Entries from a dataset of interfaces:

· · · · ·

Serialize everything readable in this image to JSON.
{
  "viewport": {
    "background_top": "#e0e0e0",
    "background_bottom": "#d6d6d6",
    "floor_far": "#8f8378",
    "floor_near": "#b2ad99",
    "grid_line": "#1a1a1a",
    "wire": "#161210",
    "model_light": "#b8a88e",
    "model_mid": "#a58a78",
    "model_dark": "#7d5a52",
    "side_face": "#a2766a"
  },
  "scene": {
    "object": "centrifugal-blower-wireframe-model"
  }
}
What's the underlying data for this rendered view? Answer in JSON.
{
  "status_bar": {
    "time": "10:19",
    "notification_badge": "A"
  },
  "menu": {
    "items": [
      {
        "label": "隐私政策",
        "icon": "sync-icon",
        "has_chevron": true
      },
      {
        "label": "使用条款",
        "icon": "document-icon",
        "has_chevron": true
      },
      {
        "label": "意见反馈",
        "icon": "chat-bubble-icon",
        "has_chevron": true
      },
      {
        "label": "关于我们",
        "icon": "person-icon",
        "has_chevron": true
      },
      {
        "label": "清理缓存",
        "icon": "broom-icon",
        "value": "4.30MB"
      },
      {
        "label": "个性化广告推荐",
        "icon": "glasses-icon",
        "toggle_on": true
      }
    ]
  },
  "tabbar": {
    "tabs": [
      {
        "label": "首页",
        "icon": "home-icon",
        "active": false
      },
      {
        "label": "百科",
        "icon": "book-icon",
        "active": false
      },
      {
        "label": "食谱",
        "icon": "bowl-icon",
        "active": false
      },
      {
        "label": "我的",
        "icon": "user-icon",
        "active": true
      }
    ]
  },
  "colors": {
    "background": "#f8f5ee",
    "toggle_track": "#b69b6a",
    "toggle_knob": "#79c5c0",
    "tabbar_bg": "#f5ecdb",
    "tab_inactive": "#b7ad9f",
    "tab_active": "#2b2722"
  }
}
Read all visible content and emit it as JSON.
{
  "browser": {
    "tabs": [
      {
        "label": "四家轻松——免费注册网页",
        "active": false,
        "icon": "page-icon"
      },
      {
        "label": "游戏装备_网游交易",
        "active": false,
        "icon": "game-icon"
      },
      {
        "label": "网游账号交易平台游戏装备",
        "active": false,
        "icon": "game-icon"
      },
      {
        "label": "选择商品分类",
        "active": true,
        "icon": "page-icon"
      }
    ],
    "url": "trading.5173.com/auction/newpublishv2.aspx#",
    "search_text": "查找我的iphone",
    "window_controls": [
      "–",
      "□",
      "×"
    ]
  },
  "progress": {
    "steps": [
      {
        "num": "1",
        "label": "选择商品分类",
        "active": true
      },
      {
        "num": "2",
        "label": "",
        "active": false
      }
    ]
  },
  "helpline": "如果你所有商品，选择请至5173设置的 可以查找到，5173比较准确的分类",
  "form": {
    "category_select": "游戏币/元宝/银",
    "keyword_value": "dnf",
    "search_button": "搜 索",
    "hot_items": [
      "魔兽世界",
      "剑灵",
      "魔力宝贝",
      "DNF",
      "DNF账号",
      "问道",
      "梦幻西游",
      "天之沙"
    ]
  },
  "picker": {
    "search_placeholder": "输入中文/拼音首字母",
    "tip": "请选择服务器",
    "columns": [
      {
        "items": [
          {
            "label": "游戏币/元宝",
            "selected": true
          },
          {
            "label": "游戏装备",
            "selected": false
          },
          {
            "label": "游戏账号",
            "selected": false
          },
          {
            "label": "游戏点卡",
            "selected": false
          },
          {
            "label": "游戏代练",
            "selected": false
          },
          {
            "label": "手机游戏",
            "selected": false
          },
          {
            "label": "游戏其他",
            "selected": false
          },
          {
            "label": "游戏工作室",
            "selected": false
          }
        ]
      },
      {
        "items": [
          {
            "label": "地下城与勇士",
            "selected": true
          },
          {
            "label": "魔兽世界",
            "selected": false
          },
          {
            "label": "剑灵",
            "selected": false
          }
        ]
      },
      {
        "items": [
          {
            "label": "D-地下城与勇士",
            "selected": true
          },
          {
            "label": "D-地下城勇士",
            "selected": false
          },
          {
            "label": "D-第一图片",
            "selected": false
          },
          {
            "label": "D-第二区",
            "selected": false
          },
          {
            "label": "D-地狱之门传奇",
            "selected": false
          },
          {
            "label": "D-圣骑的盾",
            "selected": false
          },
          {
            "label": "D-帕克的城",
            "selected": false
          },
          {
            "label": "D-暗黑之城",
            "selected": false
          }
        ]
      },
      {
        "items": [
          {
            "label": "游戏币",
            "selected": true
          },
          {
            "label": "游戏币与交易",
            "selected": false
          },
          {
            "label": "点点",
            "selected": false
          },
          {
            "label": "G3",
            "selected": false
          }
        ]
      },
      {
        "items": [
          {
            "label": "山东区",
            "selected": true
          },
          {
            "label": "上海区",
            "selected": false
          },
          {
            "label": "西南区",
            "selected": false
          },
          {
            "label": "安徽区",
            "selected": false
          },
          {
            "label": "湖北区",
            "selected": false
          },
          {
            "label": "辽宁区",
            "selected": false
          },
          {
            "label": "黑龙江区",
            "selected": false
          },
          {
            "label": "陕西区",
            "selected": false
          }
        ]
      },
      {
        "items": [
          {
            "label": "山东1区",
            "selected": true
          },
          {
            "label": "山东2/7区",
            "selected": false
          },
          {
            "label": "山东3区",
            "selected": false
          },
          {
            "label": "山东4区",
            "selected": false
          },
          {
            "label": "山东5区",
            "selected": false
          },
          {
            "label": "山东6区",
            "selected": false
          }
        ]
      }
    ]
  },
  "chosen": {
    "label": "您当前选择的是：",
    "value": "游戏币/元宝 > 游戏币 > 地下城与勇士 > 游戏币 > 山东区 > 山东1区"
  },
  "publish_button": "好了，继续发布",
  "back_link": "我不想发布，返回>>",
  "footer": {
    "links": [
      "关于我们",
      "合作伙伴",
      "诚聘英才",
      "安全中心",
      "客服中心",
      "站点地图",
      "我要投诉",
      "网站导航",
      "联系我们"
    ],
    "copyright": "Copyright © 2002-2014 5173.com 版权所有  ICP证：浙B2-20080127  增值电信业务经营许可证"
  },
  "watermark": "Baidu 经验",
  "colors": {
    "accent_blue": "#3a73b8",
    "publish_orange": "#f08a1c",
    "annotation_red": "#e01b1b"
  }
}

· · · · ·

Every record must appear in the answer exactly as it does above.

Serialize everything readable in this image to JSON.
{
  "viewport": {
    "background_top": "#e0e0e0",
    "background_bottom": "#d6d6d6",
    "floor_far": "#8f8378",
    "floor_near": "#b2ad99",
    "grid_line": "#1a1a1a",
    "wire": "#161210",
    "model_light": "#b8a88e",
    "model_mid": "#a58a78",
    "model_dark": "#7d5a52",
    "side_face": "#a2766a"
  },
  "scene": {
    "object": "centrifugal-blower-wireframe-model"
  }
}
What's the underlying data for this rendered view? Answer in JSON.
{
  "status_bar": {
    "time": "10:19",
    "notification_badge": "A"
  },
  "menu": {
    "items": [
      {
        "label": "隐私政策",
        "icon": "sync-icon",
        "has_chevron": true
      },
      {
        "label": "使用条款",
        "icon": "document-icon",
        "has_chevron": true
      },
      {
        "label": "意见反馈",
        "icon": "chat-bubble-icon",
        "has_chevron": true
      },
      {
        "label": "关于我们",
        "icon": "person-icon",
        "has_chevron": true
      },
      {
        "label": "清理缓存",
        "icon": "broom-icon",
        "value": "4.30MB"
      },
      {
        "label": "个性化广告推荐",
        "icon": "glasses-icon",
        "toggle_on": true
      }
    ]
  },
  "tabbar": {
    "tabs": [
      {
        "label": "首页",
        "icon": "home-icon",
        "active": false
      },
      {
        "label": "百科",
        "icon": "book-icon",
        "active": false
      },
      {
        "label": "食谱",
        "icon": "bowl-icon",
        "active": false
      },
      {
        "label": "我的",
        "icon": "user-icon",
        "active": true
      }
    ]
  },
  "colors": {
    "background": "#f8f5ee",
    "toggle_track": "#b69b6a",
    "toggle_knob": "#79c5c0",
    "tabbar_bg": "#f5ecdb",
    "tab_inactive": "#b7ad9f",
    "tab_active": "#2b2722"
  }
}
Read all visible content and emit it as JSON.
{
  "browser": {
    "tabs": [
      {
        "label": "四家轻松——免费注册网页",
        "active": false,
        "icon": "page-icon"
      },
      {
        "label": "游戏装备_网游交易",
        "active": false,
        "icon": "game-icon"
      },
      {
        "label": "网游账号交易平台游戏装备",
        "active": false,
        "icon": "game-icon"
      },
      {
        "label": "选择商品分类",
        "active": true,
        "icon": "page-icon"
      }
    ],
    "url": "trading.5173.com/auction/newpublishv2.aspx#",
    "search_text": "查找我的iphone",
    "window_controls": [
      "–",
      "□",
      "×"
    ]
  },
  "progress": {
    "steps": [
      {
        "num": "1",
        "label": "选择商品分类",
        "active": true
      },
      {
        "num": "2",
        "label": "",
        "active": false
      }
    ]
  },
  "helpline": "如果你所有商品，选择请至5173设置的 可以查找到，5173比较准确的分类",
  "form": {
    "category_select": "游戏币/元宝/银",
    "keyword_value": "dnf",
    "search_button": "搜 索",
    "hot_items": [
      "魔兽世界",
      "剑灵",
      "魔力宝贝",
      "DNF",
      "DNF账号",
      "问道",
      "梦幻西游",
      "天之沙"
    ]
  },
  "picker": {
    "search_placeholder": "输入中文/拼音首字母",
    "tip": "请选择服务器",
    "columns": [
      {
        "items": [
          {
            "label": "游戏币/元宝",
            "selected": true
          },
          {
            "label": "游戏装备",
            "selected": false
          },
          {
            "label": "游戏账号",
            "selected": false
          },
          {
            "label": "游戏点卡",
            "selected": false
          },
          {
            "label": "游戏代练",
            "selected": false
          },
          {
            "label": "手机游戏",
            "selected": false
          },
          {
            "label": "游戏其他",
            "selected": false
          },
          {
            "label": "游戏工作室",
            "selected": false
          }
        ]
      },
      {
        "items": [
          {
            "label": "地下城与勇士",
            "selected": true
          },
          {
            "label": "魔兽世界",
            "selected": false
          },
          {
            "label": "剑灵",
            "selected": false
          }
        ]
      },
      {
        "items": [
          {
            "label": "D-地下城与勇士",
            "selected": true
          },
          {
            "label": "D-地下城勇士",
            "selected": false
          },
          {
            "label": "D-第一图片",
            "selected": false
          },
          {
            "label": "D-第二区",
            "selected": false
          },
          {
            "label": "D-地狱之门传奇",
            "selected": false
          },
          {
            "label": "D-圣骑的盾",
            "selected": false
          },
          {
            "label": "D-帕克的城",
            "selected": false
          },
          {
            "label": "D-暗黑之城",
            "selected": false
          }
        ]
      },
      {
        "items": [
          {
            "label": "游戏币",
            "selected": true
          },
          {
            "label": "游戏币与交易",
            "selected": false
          },
          {
            "label": "点点",
            "selected": false
          },
          {
            "label": "G3",
            "selected": false
          }
        ]
      },
      {
        "items": [
          {
            "label": "山东区",
            "selected": true
          },
          {
            "label": "上海区",
            "selected": false
          },
          {
            "label": "西南区",
            "selected": false
          },
          {
            "label": "安徽区",
            "selected": false
          },
          {
            "label": "湖北区",
            "selected": false
          },
          {
            "label": "辽宁区",
            "selected": false
          },
          {
            "label": "黑龙江区",
            "selected": false
          },
          {
            "label": "陕西区",
            "selected": false
          }
        ]
      },
      {
        "items": [
          {
            "label": "山东1区",
            "selected": true
          },
          {
            "label": "山东2/7区",
            "selected": false
          },
          {
            "label": "山东3区",
            "selected": false
          },
          {
            "label": "山东4区",
            "selected": false
          },
          {
            "label": "山东5区",
            "selected": false
          },
          {
            "label": "山东6区",
            "selected": false
          }
        ]
      }
    ]
  },
  "chosen": {
    "label": "您当前选择的是：",
    "value": "游戏币/元宝 > 游戏币 > 地下城与勇士 > 游戏币 > 山东区 > 山东1区"
  },
  "publish_button": "好了，继续发布",
  "back_link": "我不想发布，返回>>",
  "footer": {
    "links": [
      "关于我们",
      "合作伙伴",
      "诚聘英才",
      "安全中心",
      "客服中心",
      "站点地图",
      "我要投诉",
      "网站导航",
      "联系我们"
    ],
    "copyright": "Copyright © 2002-2014 5173.com 版权所有  ICP证：浙B2-20080127  增值电信业务经营许可证"
  },
  "watermark": "Baidu 经验",
  "colors": {
    "accent_blue": "#3a73b8",
    "publish_orange": "#f08a1c",
    "annotation_red": "#e01b1b"
  }
}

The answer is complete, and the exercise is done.